Data excerpts:
========================

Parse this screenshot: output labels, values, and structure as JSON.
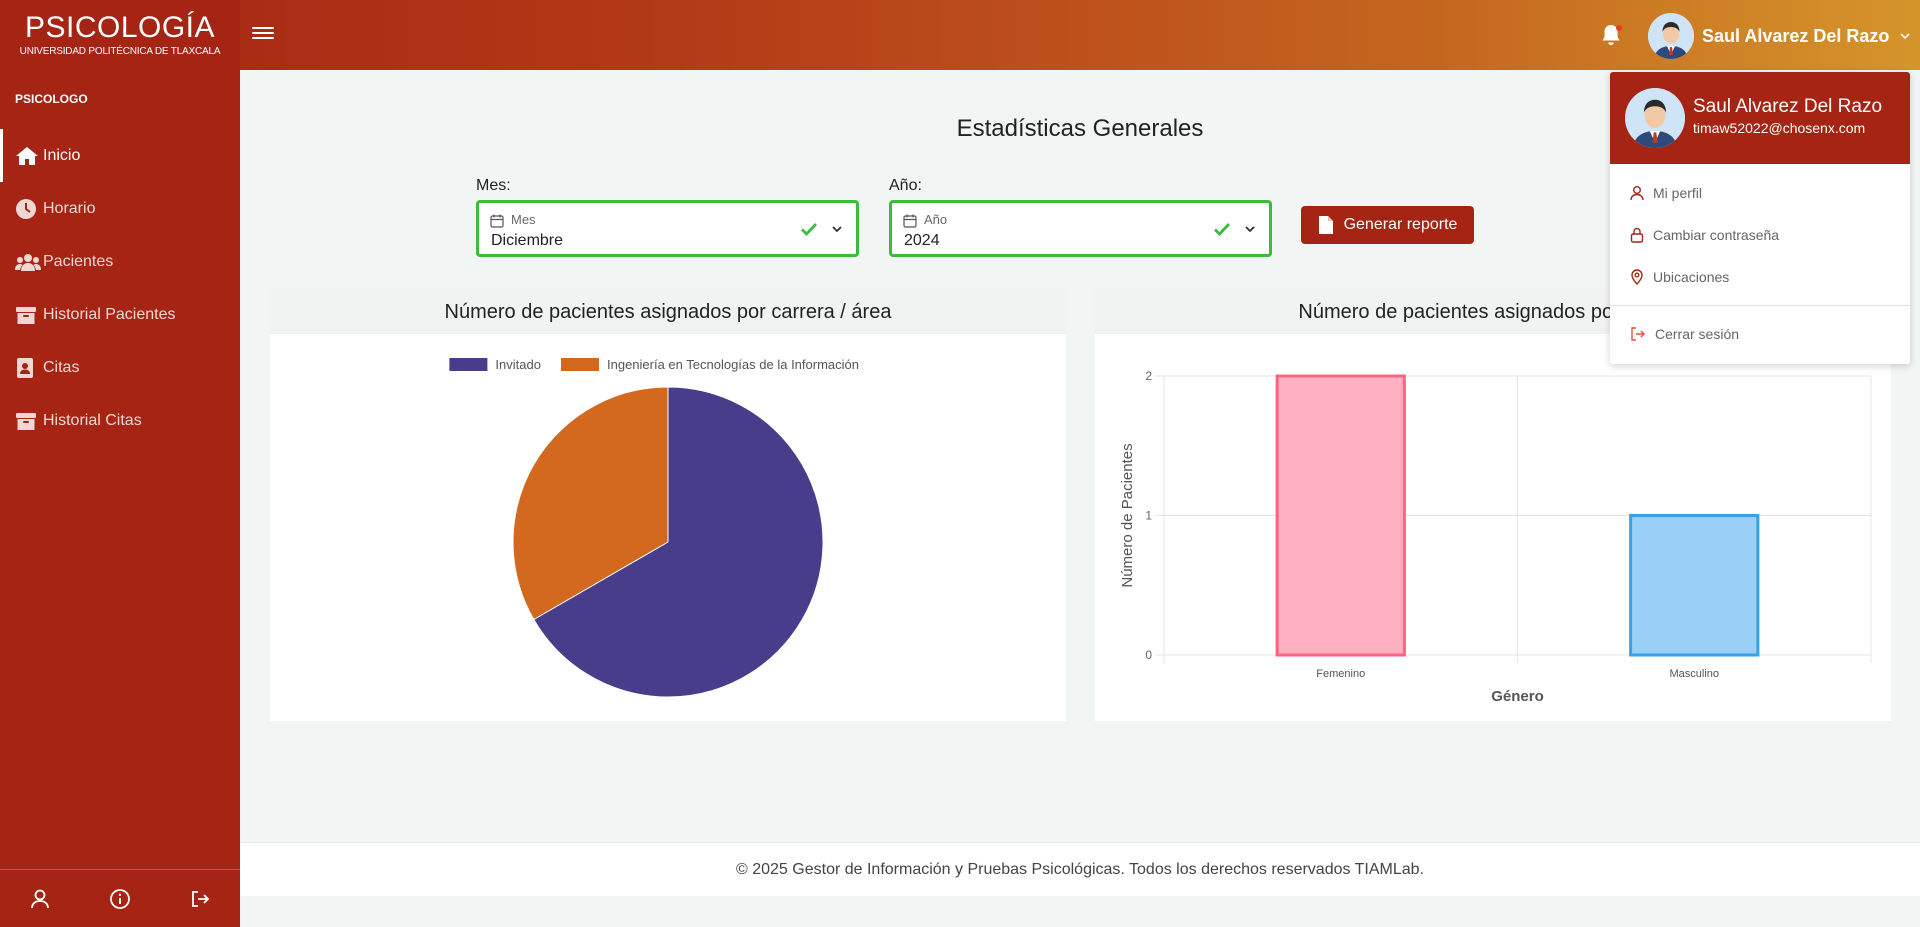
{
  "brand": {
    "title": "PSICOLOGÍA",
    "subtitle": "UNIVERSIDAD POLITÉCNICA DE TLAXCALA"
  },
  "topbar": {
    "user_name": "Saul Alvarez Del Razo"
  },
  "sidebar": {
    "role": "PSICOLOGO",
    "items": [
      {
        "label": "Inicio",
        "icon": "home-icon",
        "active": true
      },
      {
        "label": "Horario",
        "icon": "clock-icon"
      },
      {
        "label": "Pacientes",
        "icon": "users-icon"
      },
      {
        "label": "Historial Pacientes",
        "icon": "archive-icon"
      },
      {
        "label": "Citas",
        "icon": "contact-book-icon"
      },
      {
        "label": "Historial Citas",
        "icon": "archive-icon"
      }
    ],
    "bottom_icons": [
      "user-icon",
      "info-icon",
      "logout-icon"
    ]
  },
  "main": {
    "title": "Estadísticas Generales",
    "month_label": "Mes:",
    "month_placeholder": "Mes",
    "month_value": "Diciembre",
    "year_label": "Año:",
    "year_placeholder": "Año",
    "year_value": "2024",
    "report_button": "Generar reporte"
  },
  "cards": {
    "pie_title": "Número de pacientes asignados por carrera / área",
    "bar_title": "Número de pacientes asignados por género"
  },
  "chart_data": [
    {
      "type": "pie",
      "title": "Número de pacientes asignados por carrera / área",
      "labels": [
        "Invitado",
        "Ingeniería en Tecnologías de la Información"
      ],
      "values": [
        2,
        1
      ],
      "colors": [
        "#483d8b",
        "#d2691e"
      ],
      "legend": "top"
    },
    {
      "type": "bar",
      "title": "Número de pacientes asignados por género",
      "categories": [
        "Femenino",
        "Masculino"
      ],
      "values": [
        2,
        1
      ],
      "colors": [
        "#ffb1c1",
        "#9ad0f5"
      ],
      "border_colors": [
        "#ff6384",
        "#36a2eb"
      ],
      "xlabel": "Género",
      "ylabel": "Número de Pacientes",
      "ylim": [
        0,
        2
      ],
      "yticks": [
        "0",
        "1",
        "2"
      ],
      "grid": true
    }
  ],
  "dropdown": {
    "name": "Saul Alvarez Del Razo",
    "email": "timaw52022@chosenx.com",
    "items": [
      "Mi perfil",
      "Cambiar contraseña",
      "Ubicaciones"
    ],
    "logout": "Cerrar sesión"
  },
  "footer": {
    "text": "© 2025 Gestor de Información y Pruebas Psicológicas. Todos los derechos reservados TIAMLab."
  }
}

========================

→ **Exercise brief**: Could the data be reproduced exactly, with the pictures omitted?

→ **Result**:
Parse this screenshot: output labels, values, and structure as JSON.
{
  "brand": {
    "title": "PSICOLOGÍA",
    "subtitle": "UNIVERSIDAD POLITÉCNICA DE TLAXCALA"
  },
  "topbar": {
    "user_name": "Saul Alvarez Del Razo"
  },
  "sidebar": {
    "role": "PSICOLOGO",
    "items": [
      {
        "label": "Inicio",
        "icon": "home-icon",
        "active": true
      },
      {
        "label": "Horario",
        "icon": "clock-icon"
      },
      {
        "label": "Pacientes",
        "icon": "users-icon"
      },
      {
        "label": "Historial Pacientes",
        "icon": "archive-icon"
      },
      {
        "label": "Citas",
        "icon": "contact-book-icon"
      },
      {
        "label": "Historial Citas",
        "icon": "archive-icon"
      }
    ],
    "bottom_icons": [
      "user-icon",
      "info-icon",
      "logout-icon"
    ]
  },
  "main": {
    "title": "Estadísticas Generales",
    "month_label": "Mes:",
    "month_placeholder": "Mes",
    "month_value": "Diciembre",
    "year_label": "Año:",
    "year_placeholder": "Año",
    "year_value": "2024",
    "report_button": "Generar reporte"
  },
  "cards": {
    "pie_title": "Número de pacientes asignados por carrera / área",
    "bar_title": "Número de pacientes asignados por género"
  },
  "chart_data": [
    {
      "type": "pie",
      "title": "Número de pacientes asignados por carrera / área",
      "labels": [
        "Invitado",
        "Ingeniería en Tecnologías de la Información"
      ],
      "values": [
        2,
        1
      ],
      "colors": [
        "#483d8b",
        "#d2691e"
      ],
      "legend": "top"
    },
    {
      "type": "bar",
      "title": "Número de pacientes asignados por género",
      "categories": [
        "Femenino",
        "Masculino"
      ],
      "values": [
        2,
        1
      ],
      "colors": [
        "#ffb1c1",
        "#9ad0f5"
      ],
      "border_colors": [
        "#ff6384",
        "#36a2eb"
      ],
      "xlabel": "Género",
      "ylabel": "Número de Pacientes",
      "ylim": [
        0,
        2
      ],
      "yticks": [
        "0",
        "1",
        "2"
      ],
      "grid": true
    }
  ],
  "dropdown": {
    "name": "Saul Alvarez Del Razo",
    "email": "timaw52022@chosenx.com",
    "items": [
      "Mi perfil",
      "Cambiar contraseña",
      "Ubicaciones"
    ],
    "logout": "Cerrar sesión"
  },
  "footer": {
    "text": "© 2025 Gestor de Información y Pruebas Psicológicas. Todos los derechos reservados TIAMLab."
  }
}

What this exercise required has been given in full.